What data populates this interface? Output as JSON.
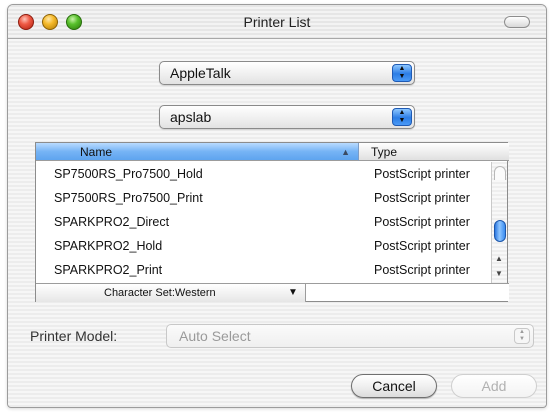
{
  "window": {
    "title": "Printer List"
  },
  "connection_popup": {
    "selected": "AppleTalk"
  },
  "zone_popup": {
    "selected": "apslab"
  },
  "printer_list": {
    "columns": {
      "name": "Name",
      "type": "Type"
    },
    "rows": [
      {
        "name": "SP7500RS_Pro7500_Hold",
        "type": "PostScript printer"
      },
      {
        "name": "SP7500RS_Pro7500_Print",
        "type": "PostScript printer"
      },
      {
        "name": "SPARKPRO2_Direct",
        "type": "PostScript printer"
      },
      {
        "name": "SPARKPRO2_Hold",
        "type": "PostScript printer"
      },
      {
        "name": "SPARKPRO2_Print",
        "type": "PostScript printer"
      }
    ],
    "character_set": "Character Set:Western"
  },
  "printer_model": {
    "label": "Printer Model:",
    "selected": "Auto Select"
  },
  "buttons": {
    "cancel": "Cancel",
    "add": "Add"
  },
  "icons": {
    "close": "close-icon",
    "minimize": "minimize-icon",
    "zoom": "zoom-icon",
    "popup_arrows": "chevron-up-down-icon",
    "sort": "sort-ascending-icon"
  },
  "colors": {
    "selection_blue": "#5ea4ef",
    "aqua_accent": "#2c7de5",
    "disabled_text": "#9a9a9a"
  }
}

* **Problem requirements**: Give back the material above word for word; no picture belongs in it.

* **Written response**:
What data populates this interface? Output as JSON.
{
  "window": {
    "title": "Printer List"
  },
  "connection_popup": {
    "selected": "AppleTalk"
  },
  "zone_popup": {
    "selected": "apslab"
  },
  "printer_list": {
    "columns": {
      "name": "Name",
      "type": "Type"
    },
    "rows": [
      {
        "name": "SP7500RS_Pro7500_Hold",
        "type": "PostScript printer"
      },
      {
        "name": "SP7500RS_Pro7500_Print",
        "type": "PostScript printer"
      },
      {
        "name": "SPARKPRO2_Direct",
        "type": "PostScript printer"
      },
      {
        "name": "SPARKPRO2_Hold",
        "type": "PostScript printer"
      },
      {
        "name": "SPARKPRO2_Print",
        "type": "PostScript printer"
      }
    ],
    "character_set": "Character Set:Western"
  },
  "printer_model": {
    "label": "Printer Model:",
    "selected": "Auto Select"
  },
  "buttons": {
    "cancel": "Cancel",
    "add": "Add"
  },
  "icons": {
    "close": "close-icon",
    "minimize": "minimize-icon",
    "zoom": "zoom-icon",
    "popup_arrows": "chevron-up-down-icon",
    "sort": "sort-ascending-icon"
  },
  "colors": {
    "selection_blue": "#5ea4ef",
    "aqua_accent": "#2c7de5",
    "disabled_text": "#9a9a9a"
  }
}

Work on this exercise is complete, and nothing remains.